We have analyzed this rule under Executive Order 13211, Actions Concerning Regulations That Significantly Affect Energy Supply, Distribution, or Use. We have determined that it is not a “significant energy action” under that order because it is not a “significant regulatory action” under Executive Order 12866 and is not likely to have a significant adverse effect on the supply, distribution, or use of energy. It has not been designated by the Administrator of the Office of Information and Regulatory Affairs as a significant energy action, therefore it does not require a Statement of Energy Effects under Executive Order 13211.

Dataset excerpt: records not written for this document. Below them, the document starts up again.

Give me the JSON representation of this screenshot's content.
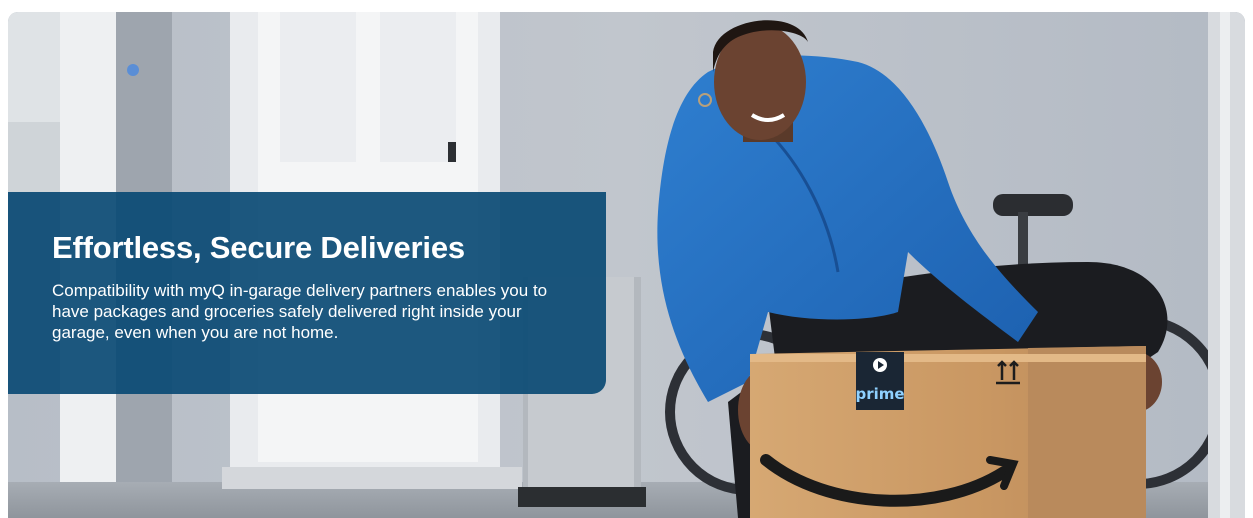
{
  "hero": {
    "headline": "Effortless, Secure Deliveries",
    "description": "Compatibility with myQ in-garage delivery partners enables you to have packages and groceries safely delivered right inside your garage, even when you are not home.",
    "image_label": "prime",
    "panel_color": "#0a4a74"
  }
}
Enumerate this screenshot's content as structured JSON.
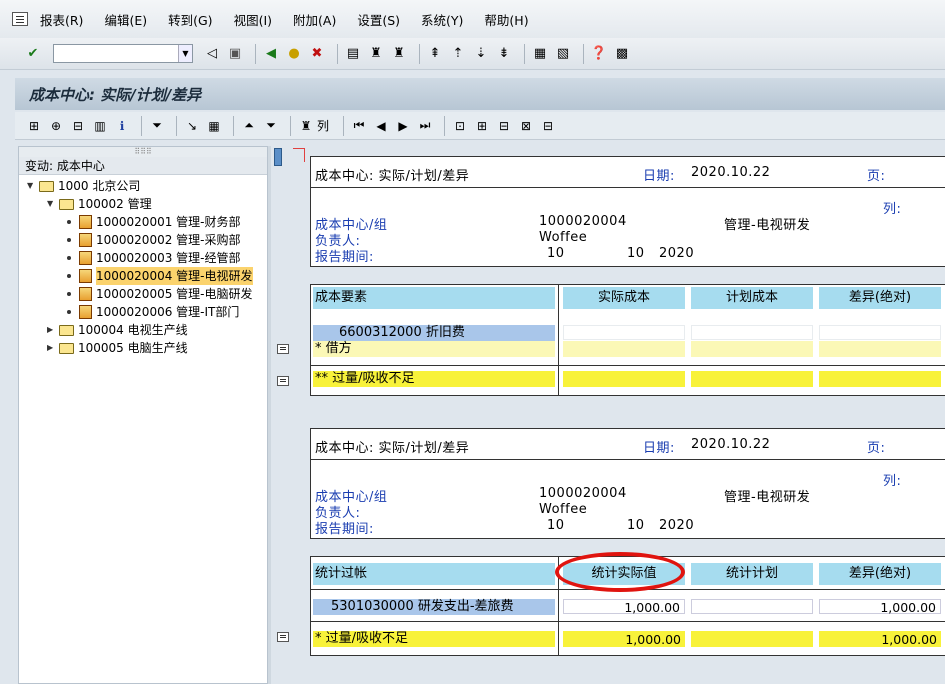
{
  "menu": {
    "items": [
      "报表(R)",
      "编辑(E)",
      "转到(G)",
      "视图(I)",
      "附加(A)",
      "设置(S)",
      "系统(Y)",
      "帮助(H)"
    ]
  },
  "stdbar": {
    "command_value": ""
  },
  "title": "成本中心: 实际/计划/差异",
  "appbar": {
    "columns_label": "列"
  },
  "tree": {
    "header": "变动:  成本中心",
    "root": "1000 北京公司",
    "group": "100002 管理",
    "items": [
      "1000020001 管理-财务部",
      "1000020002 管理-采购部",
      "1000020003 管理-经管部",
      "1000020004 管理-电视研发",
      "1000020005 管理-电脑研发",
      "1000020006 管理-IT部门"
    ],
    "other_groups": [
      "100004 电视生产线",
      "100005 电脑生产线"
    ]
  },
  "report1": {
    "title": "成本中心: 实际/计划/差异",
    "date_label": "日期:",
    "date": "2020.10.22",
    "page_label": "页:",
    "column_label": "列:",
    "cc_label": "成本中心/组",
    "cc_value": "1000020004",
    "cc_name": "管理-电视研发",
    "owner_label": "负责人:",
    "owner": "Woffee",
    "period_label": "报告期间:",
    "period_from": "10",
    "period_to": "10",
    "year": "2020",
    "headers": [
      "成本要素",
      "实际成本",
      "计划成本",
      "差异(绝对)"
    ],
    "element": "6600312000  折旧费",
    "debit": "*  借方",
    "total": "** 过量/吸收不足"
  },
  "report2": {
    "title": "成本中心: 实际/计划/差异",
    "date_label": "日期:",
    "date": "2020.10.22",
    "page_label": "页:",
    "column_label": "列:",
    "cc_label": "成本中心/组",
    "cc_value": "1000020004",
    "cc_name": "管理-电视研发",
    "owner_label": "负责人:",
    "owner": "Woffee",
    "period_label": "报告期间:",
    "period_from": "10",
    "period_to": "10",
    "year": "2020",
    "headers": [
      "统计过帐",
      "统计实际值",
      "统计计划",
      "差异(绝对)"
    ],
    "element": "5301030000  研发支出-差旅费",
    "actual": "1,000.00",
    "variance": "1,000.00",
    "total": "* 过量/吸收不足",
    "total_actual": "1,000.00",
    "total_variance": "1,000.00"
  },
  "colors": {
    "header_cell": "#a6dcef",
    "total_row": "#f8f23a",
    "highlight": "#e0140f",
    "selected_node": "#fbd36d"
  }
}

The National Technology Transfer and Advancement Act (NTTAA) (15 U.S.C. 272 note) directs agencies to use voluntary consensus standards in their regulatory activities unless the agency provides Congress, through the Office of Management and Budget, with an explanation of why using these standards would be inconsistent with applicable law or otherwise impractical. Voluntary consensus standards are technical standards (e.g., specifications of materials, performance, design, or operation; test methods; sampling procedures; and related management systems practices) that are developed or adopted by voluntary consensus standards bodies.
This rule does not use technical standards. Therefore, we did not consider the use of voluntary consensus standards.
The Coast Guard considered the environmental impact of this rule and concluded that, under figure 2-1, paragraph 34(g), of Commandant Instruction M16475.1D, this rule is categorically excluded from further environmental documentation. A Categorical Exclusion Determination is available in the docket where indicated under ADDRESSES.Start List of Subjects
List of Subjects in 33 CFR Part 165
- Marine safety
- Navigation (water)
- Reporting and recordkeeping requirements
- Security measures
For the reasons discussed in the preamble, the Coast Guard amends 33 CFR part 165 as follows:End Amendment Part Start Part
PART 165—REGULATED NAVIGATION AREAS AND LIMITED ACCESS AREASEnd Part Start Amendment Part
1. The authority citation for part 165 continues to read as follows:End Amendment Part Start Amendment Part
2. From 12 a.m. June 16, 2004 to 11:59 p.m. on August 1, 2004 add temporary § 165.T01-075 to read as follows:End Amendment Part
(a) Location: The following area is a safety zone: All waters of the Norwalk River, Norwalk, Connecticut within 100 yards of the Metro North Railroad Bridge.Start Printed Page 35253
(b) Exceptions: Recreational vessels are authorized to pass under the bridge's east span.
(c) Regulations. (1) In accordance with the general regulations in 165.33 of this part, entry into or movement within this zone is prohibited unless authorized by the Captain of the Port (COTP), Long Island Sound.
(2) Persons desiring to contact the Captain of the Port may do so at telephone number (203) 468-4401 or via VHF Marine Band Radio Channel 16 (156.8 MHz).
(3) All persons and vessels shall comply with the instructions of the COTP, or the designated on-scene U.S. Coast Guard representative. On-scene Coast Guard patrol personnel include commissioned, warrant, and petty officers of the Coast Guard on board Coast Guard, Coast Guard Auxiliary, and local, state, and federal law enforcement vessels.
Dated: June 14, 2004.
Peter J. Boynton,
Captain, U.S. Coast Guard, Captain of the Port, Long Island Sound.
[FR Doc. 04-14372 Filed 6-23-04; 8:45 am]
BILLING CODE 4910-15-M